Jeff Bezos is the latest high-profile executive to say that universal testing for the coronavirus is key to jump-starting the economy.
In a letter to shareholders filed with the Securities and Exchange Commission (SEC) on Thursday (April 16), the Amazon CEO said testing on a global scale would help keep people safe and get the economy back up and running.
“For this to work, we as a society would need vastly more testing capacity than is currently available,” he wrote.
The Seattle-based founder of the world’s biggest eCommerce company said he is considering testing employees, even those without symptoms, on a regular basis. Amazon has assembled a team of research scientists, program managers, procurement specialists and software engineers who have begun building testing capacity, he noted.
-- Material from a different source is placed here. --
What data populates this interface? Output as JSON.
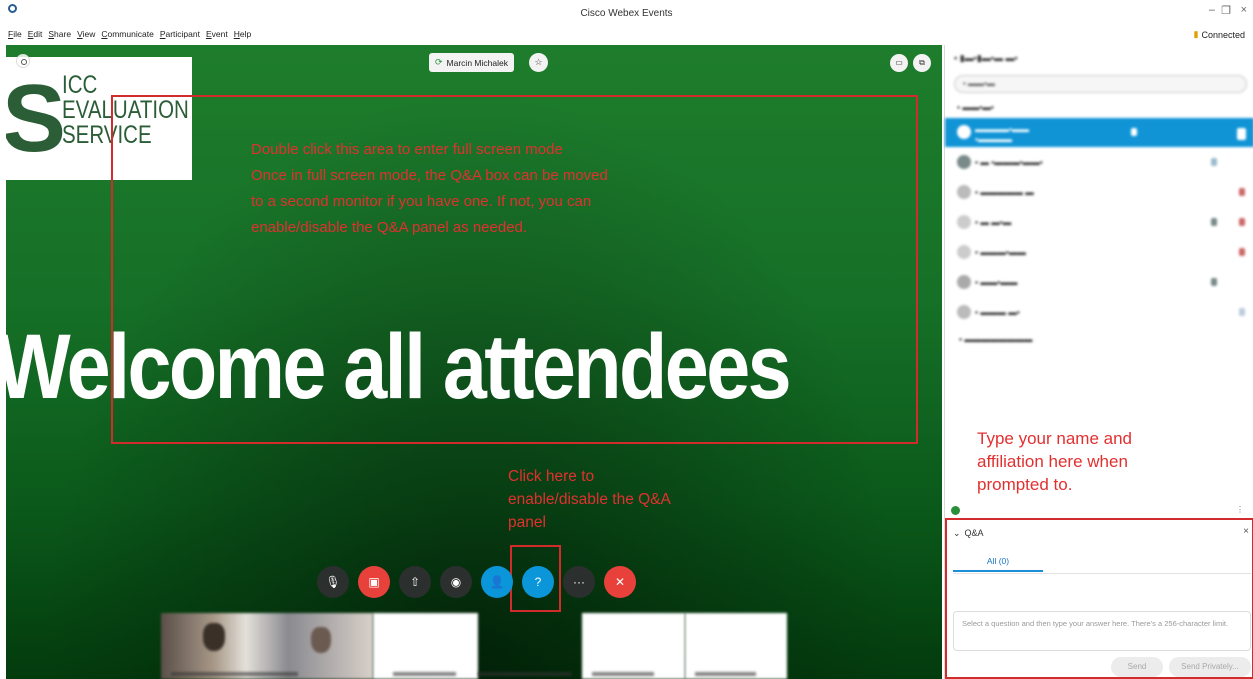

“We have begun assembling the equipment we need to build our first lab and hope to start testing small numbers of our frontline employees soon,” the letter said. “We are not sure how far we will get in the relevant timeframe, but we think it’s worth trying, and we stand ready to share anything we learn.”
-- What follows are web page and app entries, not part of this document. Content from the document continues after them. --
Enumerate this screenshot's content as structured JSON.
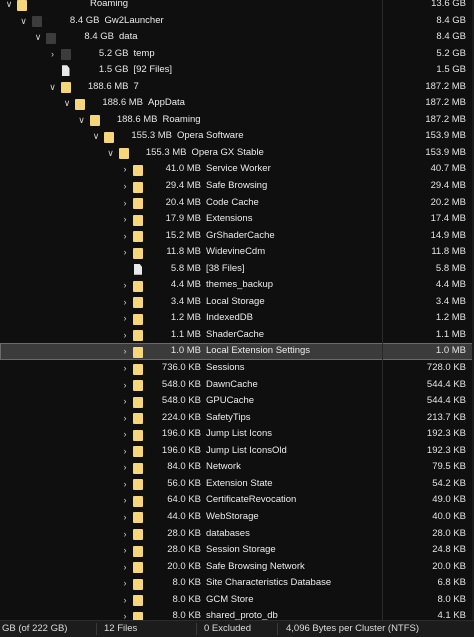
{
  "rows": [
    {
      "size": "13.6 GB",
      "name": "Roaming",
      "alloc": "13.6 GB",
      "level": 0,
      "icon": "folder",
      "chevron": "open",
      "sizeHidden": true
    },
    {
      "size": "8.4 GB",
      "name": "Gw2Launcher",
      "alloc": "8.4 GB",
      "level": 1,
      "icon": "folder-gray",
      "chevron": "open"
    },
    {
      "size": "8.4 GB",
      "name": "data",
      "alloc": "8.4 GB",
      "level": 2,
      "icon": "folder-gray",
      "chevron": "open"
    },
    {
      "size": "5.2 GB",
      "name": "temp",
      "alloc": "5.2 GB",
      "level": 3,
      "icon": "folder-gray",
      "chevron": "closed"
    },
    {
      "size": "1.5 GB",
      "name": "[92 Files]",
      "alloc": "1.5 GB",
      "level": 3,
      "icon": "file",
      "chevron": "none"
    },
    {
      "size": "188.6 MB",
      "name": "7",
      "alloc": "187.2 MB",
      "level": 3,
      "icon": "folder",
      "chevron": "open"
    },
    {
      "size": "188.6 MB",
      "name": "AppData",
      "alloc": "187.2 MB",
      "level": 4,
      "icon": "folder",
      "chevron": "open"
    },
    {
      "size": "188.6 MB",
      "name": "Roaming",
      "alloc": "187.2 MB",
      "level": 5,
      "icon": "folder",
      "chevron": "open"
    },
    {
      "size": "155.3 MB",
      "name": "Opera Software",
      "alloc": "153.9 MB",
      "level": 6,
      "icon": "folder",
      "chevron": "open"
    },
    {
      "size": "155.3 MB",
      "name": "Opera GX Stable",
      "alloc": "153.9 MB",
      "level": 7,
      "icon": "folder",
      "chevron": "open"
    },
    {
      "size": "41.0 MB",
      "name": "Service Worker",
      "alloc": "40.7 MB",
      "level": 8,
      "icon": "folder",
      "chevron": "closed"
    },
    {
      "size": "29.4 MB",
      "name": "Safe Browsing",
      "alloc": "29.4 MB",
      "level": 8,
      "icon": "folder",
      "chevron": "closed"
    },
    {
      "size": "20.4 MB",
      "name": "Code Cache",
      "alloc": "20.2 MB",
      "level": 8,
      "icon": "folder",
      "chevron": "closed"
    },
    {
      "size": "17.9 MB",
      "name": "Extensions",
      "alloc": "17.4 MB",
      "level": 8,
      "icon": "folder",
      "chevron": "closed"
    },
    {
      "size": "15.2 MB",
      "name": "GrShaderCache",
      "alloc": "14.9 MB",
      "level": 8,
      "icon": "folder",
      "chevron": "closed"
    },
    {
      "size": "11.8 MB",
      "name": "WidevineCdm",
      "alloc": "11.8 MB",
      "level": 8,
      "icon": "folder",
      "chevron": "closed"
    },
    {
      "size": "5.8 MB",
      "name": "[38 Files]",
      "alloc": "5.8 MB",
      "level": 8,
      "icon": "file",
      "chevron": "none"
    },
    {
      "size": "4.4 MB",
      "name": "themes_backup",
      "alloc": "4.4 MB",
      "level": 8,
      "icon": "folder",
      "chevron": "closed"
    },
    {
      "size": "3.4 MB",
      "name": "Local Storage",
      "alloc": "3.4 MB",
      "level": 8,
      "icon": "folder",
      "chevron": "closed"
    },
    {
      "size": "1.2 MB",
      "name": "IndexedDB",
      "alloc": "1.2 MB",
      "level": 8,
      "icon": "folder",
      "chevron": "closed"
    },
    {
      "size": "1.1 MB",
      "name": "ShaderCache",
      "alloc": "1.1 MB",
      "level": 8,
      "icon": "folder",
      "chevron": "closed"
    },
    {
      "size": "1.0 MB",
      "name": "Local Extension Settings",
      "alloc": "1.0 MB",
      "level": 8,
      "icon": "folder",
      "chevron": "closed",
      "selected": true
    },
    {
      "size": "736.0 KB",
      "name": "Sessions",
      "alloc": "728.0 KB",
      "level": 8,
      "icon": "folder",
      "chevron": "closed"
    },
    {
      "size": "548.0 KB",
      "name": "DawnCache",
      "alloc": "544.4 KB",
      "level": 8,
      "icon": "folder",
      "chevron": "closed"
    },
    {
      "size": "548.0 KB",
      "name": "GPUCache",
      "alloc": "544.4 KB",
      "level": 8,
      "icon": "folder",
      "chevron": "closed"
    },
    {
      "size": "224.0 KB",
      "name": "SafetyTips",
      "alloc": "213.7 KB",
      "level": 8,
      "icon": "folder",
      "chevron": "closed"
    },
    {
      "size": "196.0 KB",
      "name": "Jump List Icons",
      "alloc": "192.3 KB",
      "level": 8,
      "icon": "folder",
      "chevron": "closed"
    },
    {
      "size": "196.0 KB",
      "name": "Jump List IconsOld",
      "alloc": "192.3 KB",
      "level": 8,
      "icon": "folder",
      "chevron": "closed"
    },
    {
      "size": "84.0 KB",
      "name": "Network",
      "alloc": "79.5 KB",
      "level": 8,
      "icon": "folder",
      "chevron": "closed"
    },
    {
      "size": "56.0 KB",
      "name": "Extension State",
      "alloc": "54.2 KB",
      "level": 8,
      "icon": "folder",
      "chevron": "closed"
    },
    {
      "size": "64.0 KB",
      "name": "CertificateRevocation",
      "alloc": "49.0 KB",
      "level": 8,
      "icon": "folder",
      "chevron": "closed"
    },
    {
      "size": "44.0 KB",
      "name": "WebStorage",
      "alloc": "40.0 KB",
      "level": 8,
      "icon": "folder",
      "chevron": "closed"
    },
    {
      "size": "28.0 KB",
      "name": "databases",
      "alloc": "28.0 KB",
      "level": 8,
      "icon": "folder",
      "chevron": "closed"
    },
    {
      "size": "28.0 KB",
      "name": "Session Storage",
      "alloc": "24.8 KB",
      "level": 8,
      "icon": "folder",
      "chevron": "closed"
    },
    {
      "size": "20.0 KB",
      "name": "Safe Browsing Network",
      "alloc": "20.0 KB",
      "level": 8,
      "icon": "folder",
      "chevron": "closed"
    },
    {
      "size": "8.0 KB",
      "name": "Site Characteristics Database",
      "alloc": "6.8 KB",
      "level": 8,
      "icon": "folder",
      "chevron": "closed"
    },
    {
      "size": "8.0 KB",
      "name": "GCM Store",
      "alloc": "8.0 KB",
      "level": 8,
      "icon": "folder",
      "chevron": "closed"
    },
    {
      "size": "8.0 KB",
      "name": "shared_proto_db",
      "alloc": "4.1 KB",
      "level": 8,
      "icon": "folder",
      "chevron": "closed"
    }
  ],
  "status": {
    "disk": "GB  (of 222 GB)",
    "files": "12 Files",
    "excluded": "0 Excluded",
    "cluster": "4,096 Bytes per Cluster (NTFS)"
  },
  "colors": {
    "folder": "#f5d67b",
    "background": "#0f0f0f",
    "selection": "#3b3b3b"
  }
}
In the meantime, Bezos said Amazon has taken steps to keep its workforce safe by providing employees with face masks.
According to the SEC filing, at the close of last year, Amazon had 798,000 employees as of Dec. 31. Since then, the company has hired 100,000 more workers, with plans to add another 75,000.
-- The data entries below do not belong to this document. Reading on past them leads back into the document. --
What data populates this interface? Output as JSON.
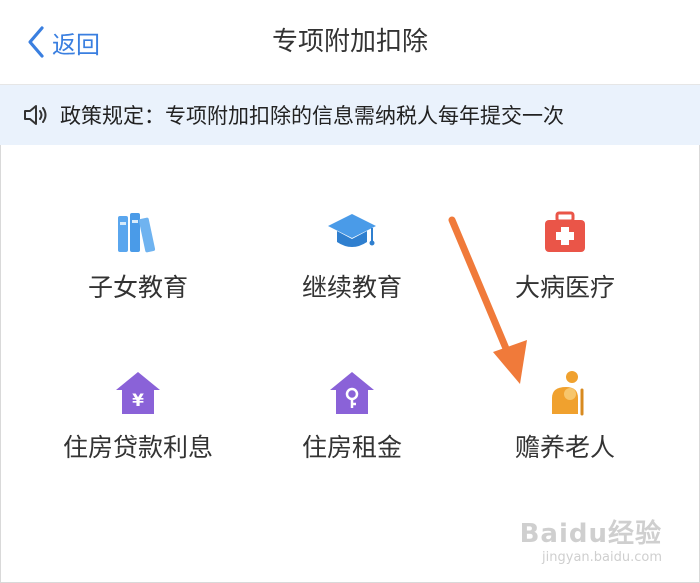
{
  "header": {
    "back_label": "返回",
    "title": "专项附加扣除"
  },
  "notice": {
    "text": "政策规定：专项附加扣除的信息需纳税人每年提交一次"
  },
  "items": [
    {
      "label": "子女教育",
      "icon": "books-icon"
    },
    {
      "label": "继续教育",
      "icon": "graduation-cap-icon"
    },
    {
      "label": "大病医疗",
      "icon": "first-aid-kit-icon"
    },
    {
      "label": "住房贷款利息",
      "icon": "house-yen-icon"
    },
    {
      "label": "住房租金",
      "icon": "house-key-icon"
    },
    {
      "label": "赡养老人",
      "icon": "elderly-person-icon"
    }
  ],
  "annotation": {
    "type": "arrow",
    "color": "#f07a3a",
    "points_to": "赡养老人"
  },
  "watermark": {
    "brand": "Baidu经验",
    "site": "jingyan.baidu.com"
  },
  "colors": {
    "accent": "#3a7fe0",
    "notice_bg": "#eaf2fc",
    "books": "#4a9be8",
    "cap": "#3e8ee0",
    "medical": "#ea5548",
    "house": "#8a62d8",
    "elderly": "#f0a12e"
  }
}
In addition to providing essential services that have become crucial as the coronavirus has made shopping in stores more challenging, Bezos said the company has adjusted its internal operations, as well as the protocol at its Whole Foods stores, to keep staff healthy.
“Working with medical experts and health authorities, we’ve distributed face masks…” Bezos said. “We’ve also introduced extensive social distancing measures to help protect our associates.”
Earlier this week, James Bullard, president and CEO of the Federal Reserve Bank of St. Louis, said the crippled economy could quickly rebound if everyone gets tested for the virus. “Widespread testing of everybody in the economy would put an end to this crisis,” he said. “We can’t get there right now, but this is costing us $25 billion a day.”